Ubisoft big dog Yannis Mallat says gamers will embrace always-on gaming as soon as they're able to stop worrying about it.
There are several reasons to be wound up about the prospect of an always-on game console, as the next Xbox is strongly rumored to be. Perhaps you live someplace with less than rock-solid internet service, or maybe you bore first-hand witness to the SimCity fiasco and don't feel overly inclined to trust your future gaming experiences to a mandatory connection to some central server somewhere. Or it could be a matter of principle; maybe you just don't like other people and can't abide the idea of even a tangential connection to them while you play.

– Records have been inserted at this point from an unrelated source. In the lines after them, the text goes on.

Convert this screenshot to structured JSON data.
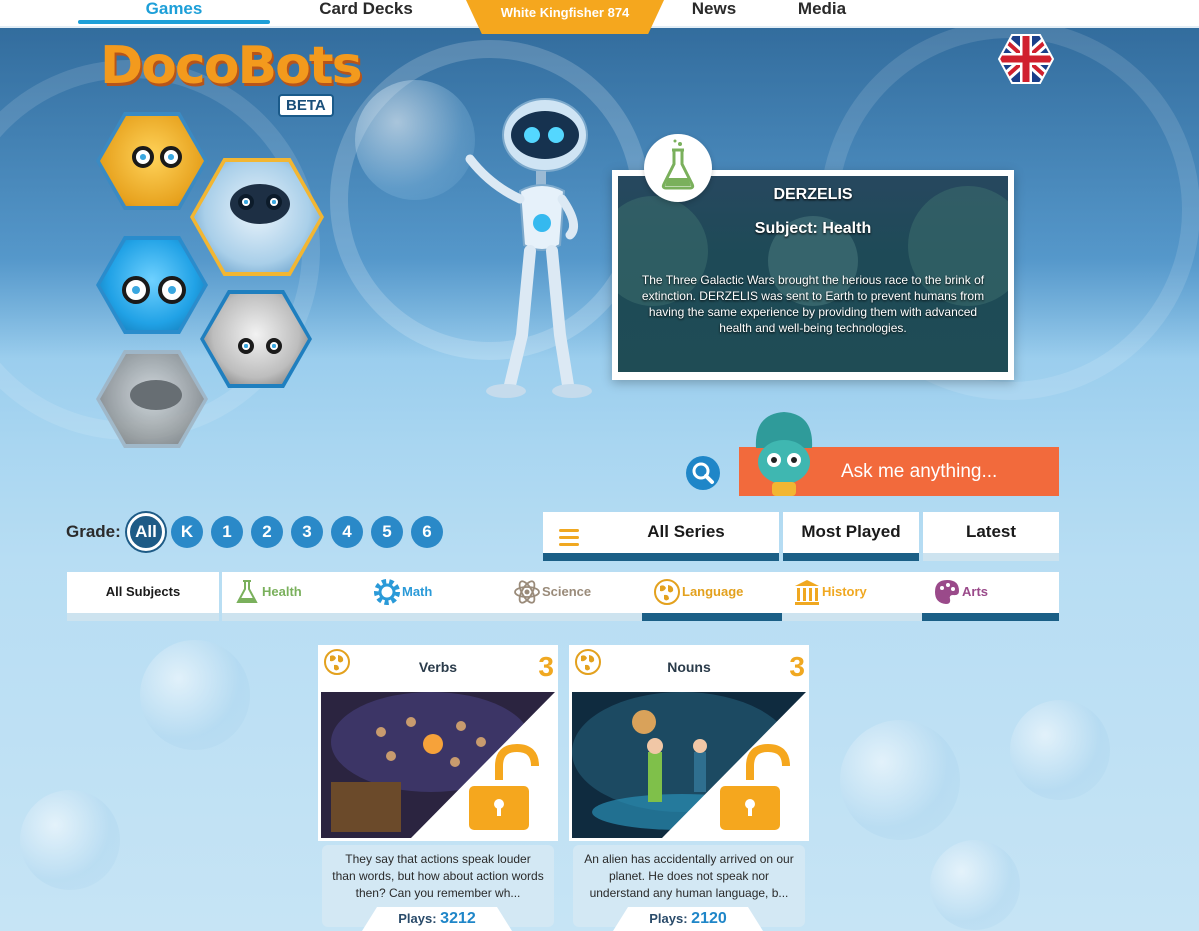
{
  "nav": {
    "tabs": [
      {
        "label": "Games",
        "active": true
      },
      {
        "label": "Card Decks",
        "active": false
      },
      {
        "label": "News",
        "active": false
      },
      {
        "label": "Media",
        "active": false
      }
    ],
    "user_badge": "White Kingfisher 874"
  },
  "logo": {
    "text": "DocoBots",
    "badge": "BETA"
  },
  "language_flag": "uk-flag-icon",
  "featured_bot": {
    "name": "DERZELIS",
    "subject": "Subject: Health",
    "description": "The Three Galactic Wars brought the herious race to the brink of extinction. DERZELIS was sent to Earth to prevent humans from having the same experience by providing them with advanced health and well-being technologies.",
    "badge_icon": "flask-icon"
  },
  "search": {
    "placeholder": "Ask me anything..."
  },
  "grade": {
    "label": "Grade:",
    "options": [
      "All",
      "K",
      "1",
      "2",
      "3",
      "4",
      "5",
      "6"
    ],
    "selected": "All"
  },
  "series_tabs": [
    {
      "label": "All Series",
      "active": true
    },
    {
      "label": "Most Played",
      "active": true
    },
    {
      "label": "Latest",
      "active": false
    }
  ],
  "subjects": [
    {
      "label": "All Subjects",
      "color": "#1a1a1a",
      "icon": "none",
      "active": false
    },
    {
      "label": "Health",
      "color": "#7ab05c",
      "icon": "flask-icon",
      "active": false
    },
    {
      "label": "Math",
      "color": "#2a9ad8",
      "icon": "gear-icon",
      "active": false
    },
    {
      "label": "Science",
      "color": "#9a8b7a",
      "icon": "atom-icon",
      "active": false
    },
    {
      "label": "Language",
      "color": "#e3a11e",
      "icon": "globe-icon",
      "active": true
    },
    {
      "label": "History",
      "color": "#f0a821",
      "icon": "columns-icon",
      "active": false
    },
    {
      "label": "Arts",
      "color": "#9a4a8a",
      "icon": "palette-icon",
      "active": true
    }
  ],
  "cards": [
    {
      "title": "Verbs",
      "level": "3",
      "description": "They say that actions speak louder than words, but how about action words then? Can you remember wh...",
      "plays_label": "Plays:",
      "plays": "3212",
      "locked": true
    },
    {
      "title": "Nouns",
      "level": "3",
      "description": "An alien has accidentally arrived on our planet. He does not speak nor understand any human language, b...",
      "plays_label": "Plays:",
      "plays": "2120",
      "locked": true
    }
  ],
  "colors": {
    "accent_blue": "#1d9fd8",
    "orange": "#f26a3c",
    "gold": "#f5a71e",
    "dark_blue": "#1b5f86"
  }
}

Whatever the reason, an awful lot of gamers have expressed an awful lot of concern that Microsoft's next console will require a constant connection in order to function. But Mallat said people will stop worrying about such things as soon as the industry demonstrates that there's really nothing to worry about.
"As soon as players don't have to worry, then they will only take into account the benefits that those services bring," he told the Guardian. "And I agree, these services need to provide clear benefits. It's important to be able to provide direct connections between us and our consumers, whether that's extra content or online services, a lot of successful games have that."

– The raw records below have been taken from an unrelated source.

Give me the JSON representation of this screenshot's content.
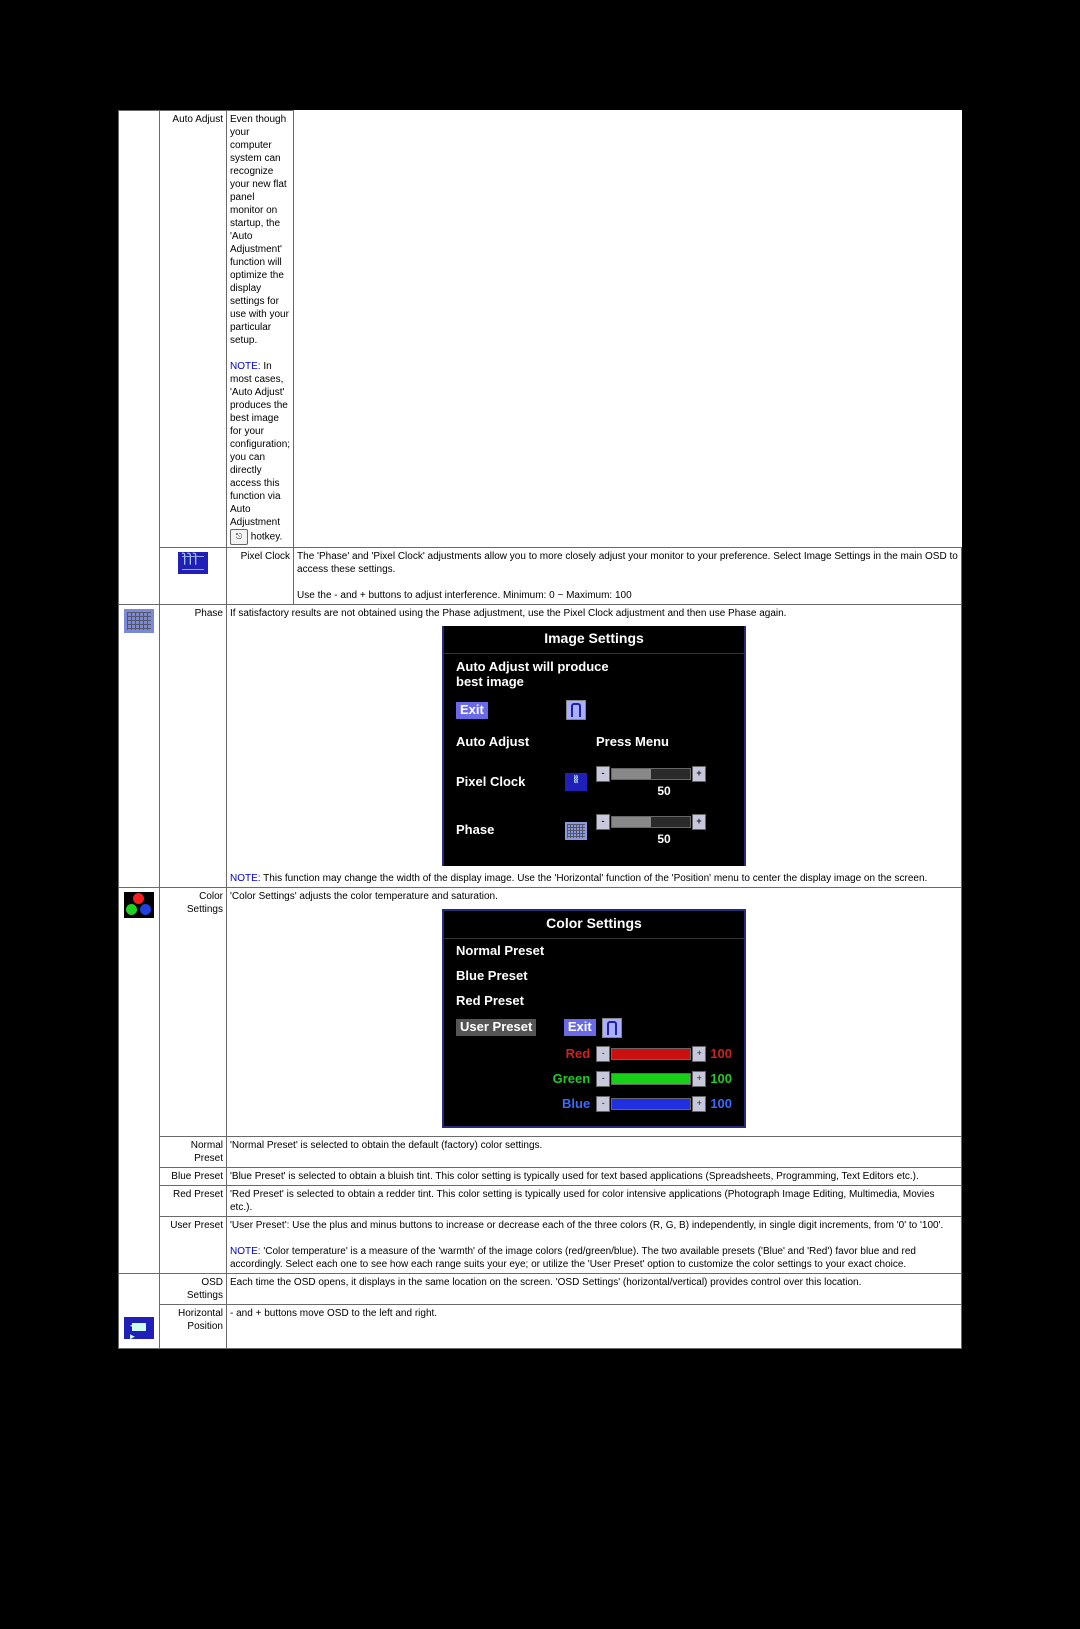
{
  "rows": {
    "auto_adjust": {
      "label": "Auto Adjust",
      "text": "Even though your computer system can recognize your new flat panel monitor on startup, the 'Auto Adjustment' function will optimize the display settings for use with your particular setup.",
      "note": "In most cases, 'Auto Adjust' produces the best image for your configuration; you can directly access this function via Auto Adjustment",
      "note_tail": " hotkey."
    },
    "pixel_clock": {
      "label": "Pixel Clock",
      "text": "The 'Phase' and 'Pixel Clock' adjustments allow you to more closely adjust your monitor to your preference. Select Image Settings in the main OSD to access these settings.",
      "text2": "Use the - and + buttons to adjust interference. Minimum: 0 ~ Maximum: 100"
    },
    "phase": {
      "label": "Phase",
      "text": "If satisfactory results are not obtained using the Phase adjustment, use the Pixel Clock adjustment and then use Phase again.",
      "note": "This function may change the width of the display image.  Use the 'Horizontal' function of the 'Position' menu to center the display image on the screen."
    },
    "color_settings": {
      "label": "Color Settings",
      "text": "'Color Settings' adjusts the color temperature and saturation."
    },
    "normal_preset": {
      "label": "Normal Preset",
      "text": "'Normal Preset' is selected to obtain the default (factory) color settings."
    },
    "blue_preset": {
      "label": "Blue Preset",
      "text": "'Blue Preset' is selected to obtain a bluish tint. This color setting is typically used for text based applications (Spreadsheets, Programming, Text Editors etc.)."
    },
    "red_preset": {
      "label": "Red Preset",
      "text": "'Red Preset' is selected to obtain a redder tint. This color setting is typically used for color intensive applications (Photograph Image Editing, Multimedia, Movies etc.)."
    },
    "user_preset": {
      "label": "User Preset",
      "text": "'User Preset': Use the plus and minus buttons to increase or decrease each of the three colors (R, G, B) independently, in single digit increments, from '0' to '100'.",
      "note": "'Color temperature' is a measure of the 'warmth' of the image colors (red/green/blue). The two available presets ('Blue' and 'Red') favor blue and red accordingly. Select each one to see how each range suits your eye; or utilize the 'User Preset' option to customize the color settings to your exact choice."
    },
    "osd_settings": {
      "label": "OSD Settings",
      "text": "Each time the OSD opens, it displays in the same location on the screen. 'OSD Settings' (horizontal/vertical) provides control over this location."
    },
    "horizontal_position": {
      "label": "Horizontal Position",
      "text": "- and + buttons move OSD to the left and right."
    }
  },
  "note_label": "NOTE:",
  "osd1": {
    "title": "Image Settings",
    "subtitle1": "Auto Adjust will produce",
    "subtitle2": "best image",
    "exit": "Exit",
    "auto_adjust": "Auto Adjust",
    "press_menu": "Press Menu",
    "pixel_clock": "Pixel Clock",
    "phase": "Phase",
    "pixel_clock_val": "50",
    "phase_val": "50"
  },
  "osd2": {
    "title": "Color Settings",
    "items": [
      "Normal Preset",
      "Blue Preset",
      "Red Preset"
    ],
    "user_preset": "User Preset",
    "exit": "Exit",
    "red": "Red",
    "green": "Green",
    "blue": "Blue",
    "red_val": "100",
    "green_val": "100",
    "blue_val": "100"
  }
}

As for whether or not the world is ready for an always-on console, he said that's a question that should be put to Sony and Microsoft, but added, "I would say that a lot of people are already always online through other devices - I would suspect that the audience is ready."

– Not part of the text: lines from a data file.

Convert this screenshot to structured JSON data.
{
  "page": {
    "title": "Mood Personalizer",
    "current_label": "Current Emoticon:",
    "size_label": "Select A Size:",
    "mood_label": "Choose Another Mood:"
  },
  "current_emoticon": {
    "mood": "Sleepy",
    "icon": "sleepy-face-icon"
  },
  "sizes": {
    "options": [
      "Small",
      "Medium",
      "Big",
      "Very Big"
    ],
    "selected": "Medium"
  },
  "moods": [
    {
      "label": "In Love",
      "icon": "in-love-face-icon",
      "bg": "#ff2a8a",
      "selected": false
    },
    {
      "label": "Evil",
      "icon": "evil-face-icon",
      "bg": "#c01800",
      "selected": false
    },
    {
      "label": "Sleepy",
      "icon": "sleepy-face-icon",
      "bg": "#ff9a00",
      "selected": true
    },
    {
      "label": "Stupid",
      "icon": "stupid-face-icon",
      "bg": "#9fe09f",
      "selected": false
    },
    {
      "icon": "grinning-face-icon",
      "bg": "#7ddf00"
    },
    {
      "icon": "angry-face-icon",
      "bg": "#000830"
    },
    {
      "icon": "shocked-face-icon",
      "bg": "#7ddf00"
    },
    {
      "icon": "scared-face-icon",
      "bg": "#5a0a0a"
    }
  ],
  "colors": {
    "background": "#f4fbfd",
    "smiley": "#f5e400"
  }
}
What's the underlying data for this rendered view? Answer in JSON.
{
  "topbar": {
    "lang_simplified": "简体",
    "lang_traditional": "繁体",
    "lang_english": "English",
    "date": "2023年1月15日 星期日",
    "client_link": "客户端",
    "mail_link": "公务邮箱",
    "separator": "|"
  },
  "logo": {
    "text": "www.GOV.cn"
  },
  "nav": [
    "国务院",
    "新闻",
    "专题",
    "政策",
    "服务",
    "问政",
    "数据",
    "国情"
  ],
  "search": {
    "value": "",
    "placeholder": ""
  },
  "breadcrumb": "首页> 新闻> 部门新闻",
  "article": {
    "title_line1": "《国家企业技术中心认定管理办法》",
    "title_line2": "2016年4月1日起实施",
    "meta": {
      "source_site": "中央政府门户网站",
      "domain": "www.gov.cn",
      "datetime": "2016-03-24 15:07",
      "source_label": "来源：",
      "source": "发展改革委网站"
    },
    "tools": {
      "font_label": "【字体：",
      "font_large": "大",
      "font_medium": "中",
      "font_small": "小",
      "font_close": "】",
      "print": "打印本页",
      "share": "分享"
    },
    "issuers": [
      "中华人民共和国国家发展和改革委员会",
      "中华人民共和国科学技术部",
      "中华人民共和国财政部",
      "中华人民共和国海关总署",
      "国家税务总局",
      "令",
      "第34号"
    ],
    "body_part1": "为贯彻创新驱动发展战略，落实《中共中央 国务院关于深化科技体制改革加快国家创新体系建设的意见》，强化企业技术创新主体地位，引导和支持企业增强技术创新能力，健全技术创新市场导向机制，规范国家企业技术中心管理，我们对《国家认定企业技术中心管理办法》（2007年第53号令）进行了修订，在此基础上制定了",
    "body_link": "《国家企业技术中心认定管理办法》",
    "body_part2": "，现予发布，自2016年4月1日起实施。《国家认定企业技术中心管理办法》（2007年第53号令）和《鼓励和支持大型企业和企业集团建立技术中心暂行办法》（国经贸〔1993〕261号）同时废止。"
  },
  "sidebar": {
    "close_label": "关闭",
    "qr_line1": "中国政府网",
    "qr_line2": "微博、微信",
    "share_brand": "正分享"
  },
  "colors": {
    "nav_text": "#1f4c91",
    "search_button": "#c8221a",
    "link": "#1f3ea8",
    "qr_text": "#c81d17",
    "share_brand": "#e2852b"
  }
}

I wouldn't say he's necessarily wrong, and in fact he's dead-on when he says that the debate will go away as soon as the reasons for worrying do. The trouble is that so much of is is based on infrastructure, or lack thereof, and that's not something that any console manufacturer can do anything about. And even when infrastructure is solid, a dependence on remote servers is going to blow up in your face sooner or later - as Ubisoft, of all companies, should very well know.
Source: The Guardian